Copy out the full data exactly as given; pictures should not be included.

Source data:
────────

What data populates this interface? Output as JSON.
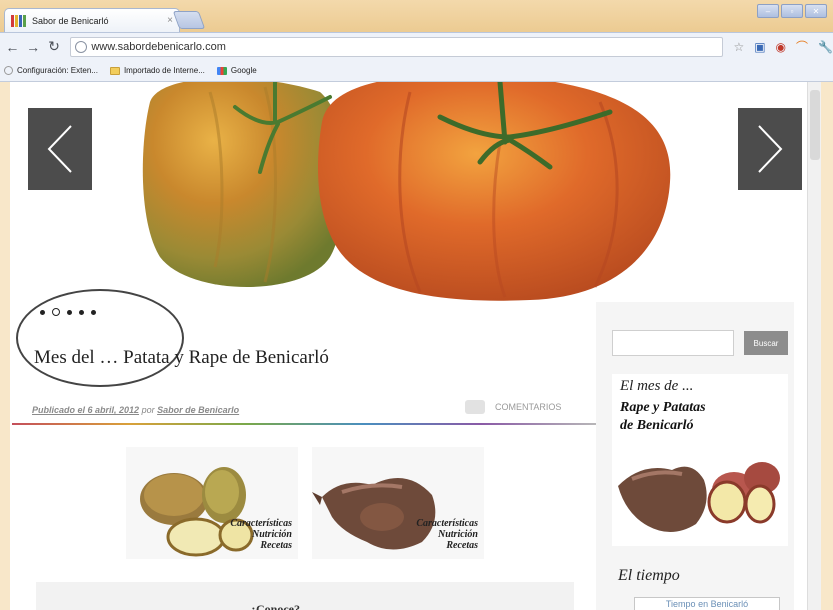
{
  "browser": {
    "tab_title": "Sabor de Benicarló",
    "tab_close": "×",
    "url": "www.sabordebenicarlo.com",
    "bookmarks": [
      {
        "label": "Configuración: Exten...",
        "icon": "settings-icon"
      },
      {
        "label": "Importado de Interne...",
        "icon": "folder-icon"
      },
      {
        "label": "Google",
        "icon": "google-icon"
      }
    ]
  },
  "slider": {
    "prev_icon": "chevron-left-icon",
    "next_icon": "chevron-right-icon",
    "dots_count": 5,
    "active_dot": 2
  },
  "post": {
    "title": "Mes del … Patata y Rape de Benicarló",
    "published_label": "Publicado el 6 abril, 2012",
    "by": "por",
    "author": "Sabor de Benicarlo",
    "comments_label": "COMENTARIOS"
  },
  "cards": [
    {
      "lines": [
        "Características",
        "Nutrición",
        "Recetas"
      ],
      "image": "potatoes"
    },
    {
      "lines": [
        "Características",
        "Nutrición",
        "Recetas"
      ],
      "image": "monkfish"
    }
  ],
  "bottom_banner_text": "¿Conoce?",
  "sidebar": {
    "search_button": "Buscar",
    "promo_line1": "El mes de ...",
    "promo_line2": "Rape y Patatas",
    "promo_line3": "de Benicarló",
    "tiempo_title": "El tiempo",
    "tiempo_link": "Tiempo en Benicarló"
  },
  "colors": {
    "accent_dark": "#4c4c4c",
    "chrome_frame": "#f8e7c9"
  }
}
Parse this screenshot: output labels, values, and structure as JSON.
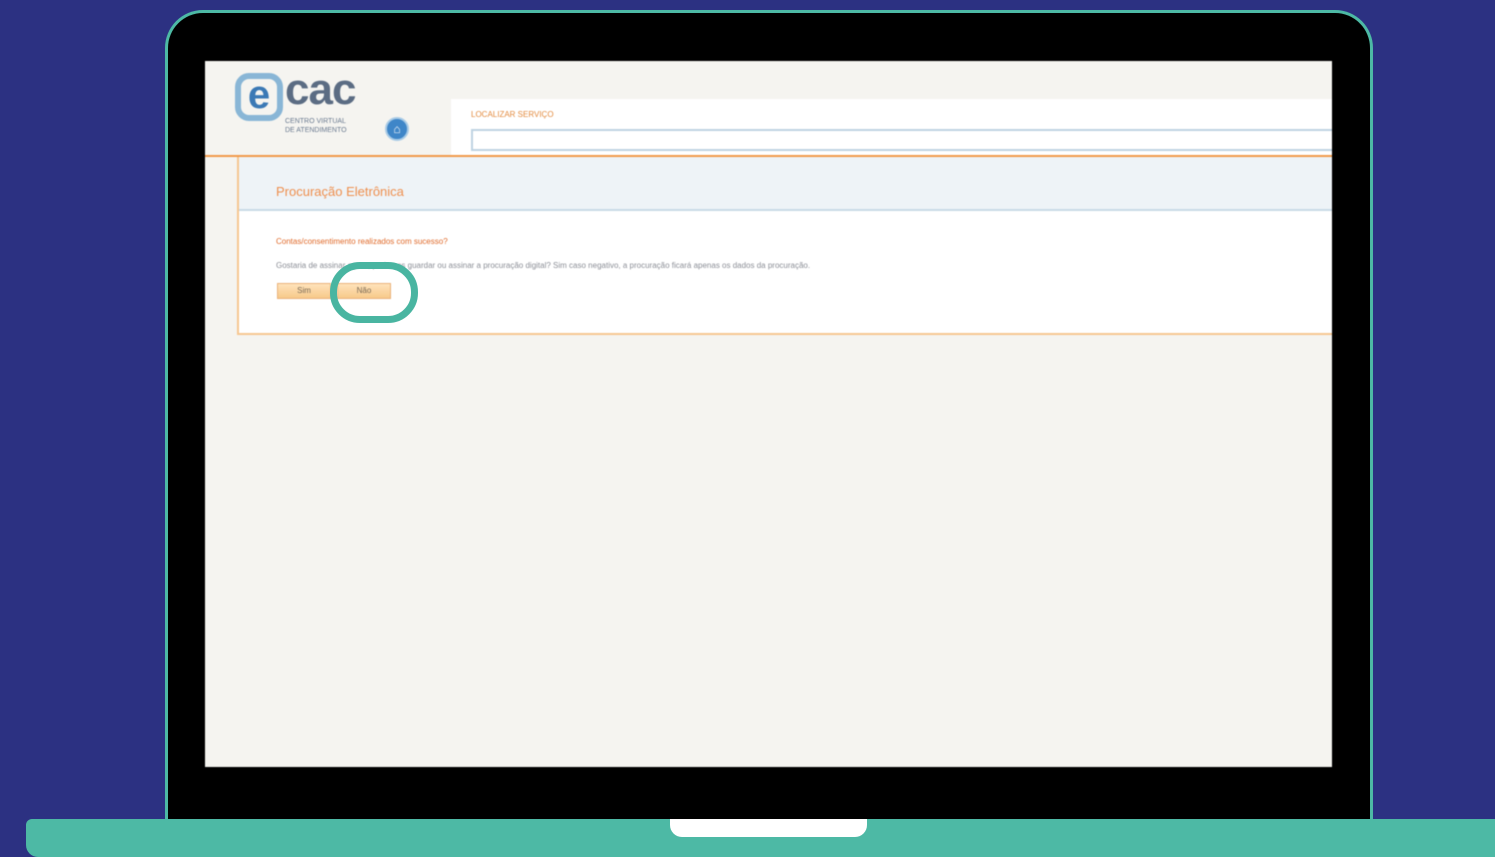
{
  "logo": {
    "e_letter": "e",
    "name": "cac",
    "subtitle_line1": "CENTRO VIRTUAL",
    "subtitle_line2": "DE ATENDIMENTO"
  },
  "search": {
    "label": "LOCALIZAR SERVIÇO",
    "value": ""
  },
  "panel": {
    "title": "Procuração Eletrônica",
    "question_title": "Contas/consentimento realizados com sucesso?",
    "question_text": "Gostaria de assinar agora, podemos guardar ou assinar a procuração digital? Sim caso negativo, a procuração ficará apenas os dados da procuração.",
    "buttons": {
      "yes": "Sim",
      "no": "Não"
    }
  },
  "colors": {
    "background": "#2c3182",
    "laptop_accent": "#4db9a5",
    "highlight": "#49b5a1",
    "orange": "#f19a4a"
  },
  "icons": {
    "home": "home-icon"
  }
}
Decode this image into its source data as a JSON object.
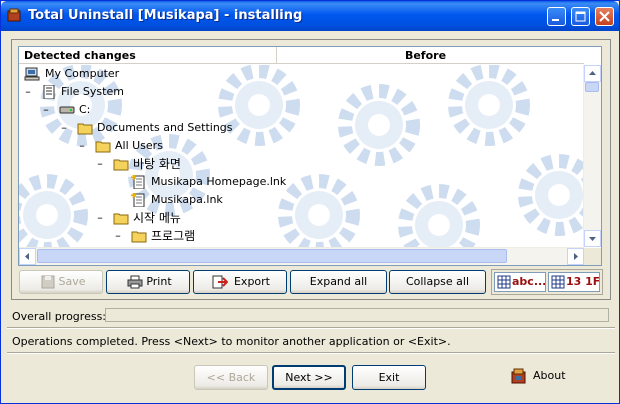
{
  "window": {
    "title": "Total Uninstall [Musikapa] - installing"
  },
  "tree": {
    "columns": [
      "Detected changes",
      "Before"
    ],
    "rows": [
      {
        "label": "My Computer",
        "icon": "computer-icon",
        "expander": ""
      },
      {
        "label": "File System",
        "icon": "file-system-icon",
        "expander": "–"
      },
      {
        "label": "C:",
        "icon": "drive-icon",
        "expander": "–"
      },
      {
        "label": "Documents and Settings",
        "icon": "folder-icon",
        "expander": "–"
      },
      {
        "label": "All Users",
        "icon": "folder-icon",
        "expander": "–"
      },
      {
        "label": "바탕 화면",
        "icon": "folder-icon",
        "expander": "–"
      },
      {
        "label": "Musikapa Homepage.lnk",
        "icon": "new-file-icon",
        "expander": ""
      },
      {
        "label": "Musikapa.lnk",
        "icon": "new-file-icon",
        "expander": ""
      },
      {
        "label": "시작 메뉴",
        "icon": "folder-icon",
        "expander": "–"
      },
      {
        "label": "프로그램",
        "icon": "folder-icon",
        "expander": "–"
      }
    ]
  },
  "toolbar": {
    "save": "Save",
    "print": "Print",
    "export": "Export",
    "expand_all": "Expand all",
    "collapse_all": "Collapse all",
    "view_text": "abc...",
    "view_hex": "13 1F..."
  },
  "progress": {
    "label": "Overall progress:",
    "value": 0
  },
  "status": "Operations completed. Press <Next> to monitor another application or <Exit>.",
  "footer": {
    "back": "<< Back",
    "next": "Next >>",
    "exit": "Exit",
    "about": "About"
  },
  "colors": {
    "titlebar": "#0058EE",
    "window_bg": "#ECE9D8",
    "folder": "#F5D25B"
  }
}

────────

TASK RESULT:
What data populates this interface? Output as JSON.
{
  "browser": {
    "tab_title": "Sabor de Benicarló",
    "tab_close": "×",
    "url": "www.sabordebenicarlo.com",
    "bookmarks": [
      {
        "label": "Configuración: Exten...",
        "icon": "settings-icon"
      },
      {
        "label": "Importado de Interne...",
        "icon": "folder-icon"
      },
      {
        "label": "Google",
        "icon": "google-icon"
      }
    ]
  },
  "slider": {
    "prev_icon": "chevron-left-icon",
    "next_icon": "chevron-right-icon",
    "dots_count": 5,
    "active_dot": 2
  },
  "post": {
    "title": "Mes del … Patata y Rape de Benicarló",
    "published_label": "Publicado el 6 abril, 2012",
    "by": "por",
    "author": "Sabor de Benicarlo",
    "comments_label": "COMENTARIOS"
  },
  "cards": [
    {
      "lines": [
        "Características",
        "Nutrición",
        "Recetas"
      ],
      "image": "potatoes"
    },
    {
      "lines": [
        "Características",
        "Nutrición",
        "Recetas"
      ],
      "image": "monkfish"
    }
  ],
  "bottom_banner_text": "¿Conoce?",
  "sidebar": {
    "search_button": "Buscar",
    "promo_line1": "El mes de ...",
    "promo_line2": "Rape y Patatas",
    "promo_line3": "de Benicarló",
    "tiempo_title": "El tiempo",
    "tiempo_link": "Tiempo en Benicarló"
  },
  "colors": {
    "accent_dark": "#4c4c4c",
    "chrome_frame": "#f8e7c9"
  }
}
Parse this screenshot: output labels, values, and structure as JSON.
{
  "logo": {
    "e_letter": "e",
    "name": "cac",
    "subtitle_line1": "CENTRO VIRTUAL",
    "subtitle_line2": "DE ATENDIMENTO"
  },
  "search": {
    "label": "LOCALIZAR SERVIÇO",
    "value": ""
  },
  "panel": {
    "title": "Procuração Eletrônica",
    "question_title": "Contas/consentimento realizados com sucesso?",
    "question_text": "Gostaria de assinar agora, podemos guardar ou assinar a procuração digital? Sim caso negativo, a procuração ficará apenas os dados da procuração.",
    "buttons": {
      "yes": "Sim",
      "no": "Não"
    }
  },
  "colors": {
    "background": "#2c3182",
    "laptop_accent": "#4db9a5",
    "highlight": "#49b5a1",
    "orange": "#f19a4a"
  },
  "icons": {
    "home": "home-icon"
  }
}
Decode this image into its source data as a JSON object.
{
  "window": {
    "title": "Total Uninstall [Musikapa] - installing"
  },
  "tree": {
    "columns": [
      "Detected changes",
      "Before"
    ],
    "rows": [
      {
        "label": "My Computer",
        "icon": "computer-icon",
        "expander": ""
      },
      {
        "label": "File System",
        "icon": "file-system-icon",
        "expander": "–"
      },
      {
        "label": "C:",
        "icon": "drive-icon",
        "expander": "–"
      },
      {
        "label": "Documents and Settings",
        "icon": "folder-icon",
        "expander": "–"
      },
      {
        "label": "All Users",
        "icon": "folder-icon",
        "expander": "–"
      },
      {
        "label": "바탕 화면",
        "icon": "folder-icon",
        "expander": "–"
      },
      {
        "label": "Musikapa Homepage.lnk",
        "icon": "new-file-icon",
        "expander": ""
      },
      {
        "label": "Musikapa.lnk",
        "icon": "new-file-icon",
        "expander": ""
      },
      {
        "label": "시작 메뉴",
        "icon": "folder-icon",
        "expander": "–"
      },
      {
        "label": "프로그램",
        "icon": "folder-icon",
        "expander": "–"
      }
    ]
  },
  "toolbar": {
    "save": "Save",
    "print": "Print",
    "export": "Export",
    "expand_all": "Expand all",
    "collapse_all": "Collapse all",
    "view_text": "abc...",
    "view_hex": "13 1F..."
  },
  "progress": {
    "label": "Overall progress:",
    "value": 0
  },
  "status": "Operations completed. Press <Next> to monitor another application or <Exit>.",
  "footer": {
    "back": "<< Back",
    "next": "Next >>",
    "exit": "Exit",
    "about": "About"
  },
  "colors": {
    "titlebar": "#0058EE",
    "window_bg": "#ECE9D8",
    "folder": "#F5D25B"
  }
}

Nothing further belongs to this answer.